__Records provided__.
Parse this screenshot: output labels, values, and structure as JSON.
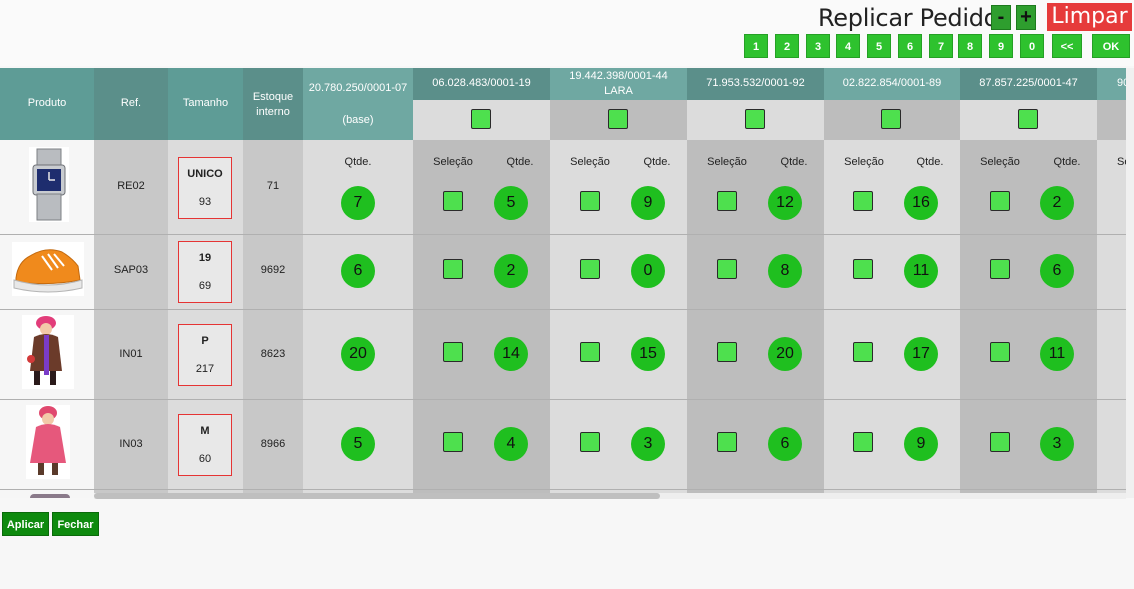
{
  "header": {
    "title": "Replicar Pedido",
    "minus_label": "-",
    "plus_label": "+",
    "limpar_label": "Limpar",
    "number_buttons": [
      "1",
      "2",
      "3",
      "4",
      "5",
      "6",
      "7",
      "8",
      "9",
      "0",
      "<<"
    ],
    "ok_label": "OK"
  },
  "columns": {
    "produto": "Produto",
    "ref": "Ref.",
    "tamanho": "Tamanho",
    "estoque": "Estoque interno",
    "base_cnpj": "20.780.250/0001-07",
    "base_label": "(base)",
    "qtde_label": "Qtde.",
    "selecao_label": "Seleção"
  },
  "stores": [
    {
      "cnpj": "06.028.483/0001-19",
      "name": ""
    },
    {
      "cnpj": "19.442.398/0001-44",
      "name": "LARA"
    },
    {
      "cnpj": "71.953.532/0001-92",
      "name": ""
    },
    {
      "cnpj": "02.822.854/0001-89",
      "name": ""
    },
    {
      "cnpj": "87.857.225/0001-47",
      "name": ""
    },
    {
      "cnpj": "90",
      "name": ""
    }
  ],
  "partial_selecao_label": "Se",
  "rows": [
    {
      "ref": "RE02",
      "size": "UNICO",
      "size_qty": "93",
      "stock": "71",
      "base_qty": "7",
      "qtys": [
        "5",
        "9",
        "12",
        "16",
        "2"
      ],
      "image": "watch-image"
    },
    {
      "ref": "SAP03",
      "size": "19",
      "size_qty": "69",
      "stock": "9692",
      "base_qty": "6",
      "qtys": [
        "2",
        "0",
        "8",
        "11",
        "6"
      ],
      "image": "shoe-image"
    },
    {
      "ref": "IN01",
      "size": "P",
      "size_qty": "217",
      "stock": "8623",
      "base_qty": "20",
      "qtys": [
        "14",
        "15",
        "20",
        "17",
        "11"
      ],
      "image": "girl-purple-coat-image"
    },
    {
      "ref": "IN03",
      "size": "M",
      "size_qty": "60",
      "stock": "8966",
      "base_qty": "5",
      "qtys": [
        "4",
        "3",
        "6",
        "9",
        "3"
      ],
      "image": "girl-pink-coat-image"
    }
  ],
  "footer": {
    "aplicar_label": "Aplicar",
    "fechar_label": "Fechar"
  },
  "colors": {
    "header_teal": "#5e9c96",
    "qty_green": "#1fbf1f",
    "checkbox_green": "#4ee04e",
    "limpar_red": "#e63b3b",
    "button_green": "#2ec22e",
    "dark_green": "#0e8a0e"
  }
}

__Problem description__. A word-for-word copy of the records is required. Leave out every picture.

__Task solution__.
Parse this screenshot: output labels, values, and structure as JSON.
{
  "header": {
    "title": "Replicar Pedido",
    "minus_label": "-",
    "plus_label": "+",
    "limpar_label": "Limpar",
    "number_buttons": [
      "1",
      "2",
      "3",
      "4",
      "5",
      "6",
      "7",
      "8",
      "9",
      "0",
      "<<"
    ],
    "ok_label": "OK"
  },
  "columns": {
    "produto": "Produto",
    "ref": "Ref.",
    "tamanho": "Tamanho",
    "estoque": "Estoque interno",
    "base_cnpj": "20.780.250/0001-07",
    "base_label": "(base)",
    "qtde_label": "Qtde.",
    "selecao_label": "Seleção"
  },
  "stores": [
    {
      "cnpj": "06.028.483/0001-19",
      "name": ""
    },
    {
      "cnpj": "19.442.398/0001-44",
      "name": "LARA"
    },
    {
      "cnpj": "71.953.532/0001-92",
      "name": ""
    },
    {
      "cnpj": "02.822.854/0001-89",
      "name": ""
    },
    {
      "cnpj": "87.857.225/0001-47",
      "name": ""
    },
    {
      "cnpj": "90",
      "name": ""
    }
  ],
  "partial_selecao_label": "Se",
  "rows": [
    {
      "ref": "RE02",
      "size": "UNICO",
      "size_qty": "93",
      "stock": "71",
      "base_qty": "7",
      "qtys": [
        "5",
        "9",
        "12",
        "16",
        "2"
      ],
      "image": "watch-image"
    },
    {
      "ref": "SAP03",
      "size": "19",
      "size_qty": "69",
      "stock": "9692",
      "base_qty": "6",
      "qtys": [
        "2",
        "0",
        "8",
        "11",
        "6"
      ],
      "image": "shoe-image"
    },
    {
      "ref": "IN01",
      "size": "P",
      "size_qty": "217",
      "stock": "8623",
      "base_qty": "20",
      "qtys": [
        "14",
        "15",
        "20",
        "17",
        "11"
      ],
      "image": "girl-purple-coat-image"
    },
    {
      "ref": "IN03",
      "size": "M",
      "size_qty": "60",
      "stock": "8966",
      "base_qty": "5",
      "qtys": [
        "4",
        "3",
        "6",
        "9",
        "3"
      ],
      "image": "girl-pink-coat-image"
    }
  ],
  "footer": {
    "aplicar_label": "Aplicar",
    "fechar_label": "Fechar"
  },
  "colors": {
    "header_teal": "#5e9c96",
    "qty_green": "#1fbf1f",
    "checkbox_green": "#4ee04e",
    "limpar_red": "#e63b3b",
    "button_green": "#2ec22e",
    "dark_green": "#0e8a0e"
  }
}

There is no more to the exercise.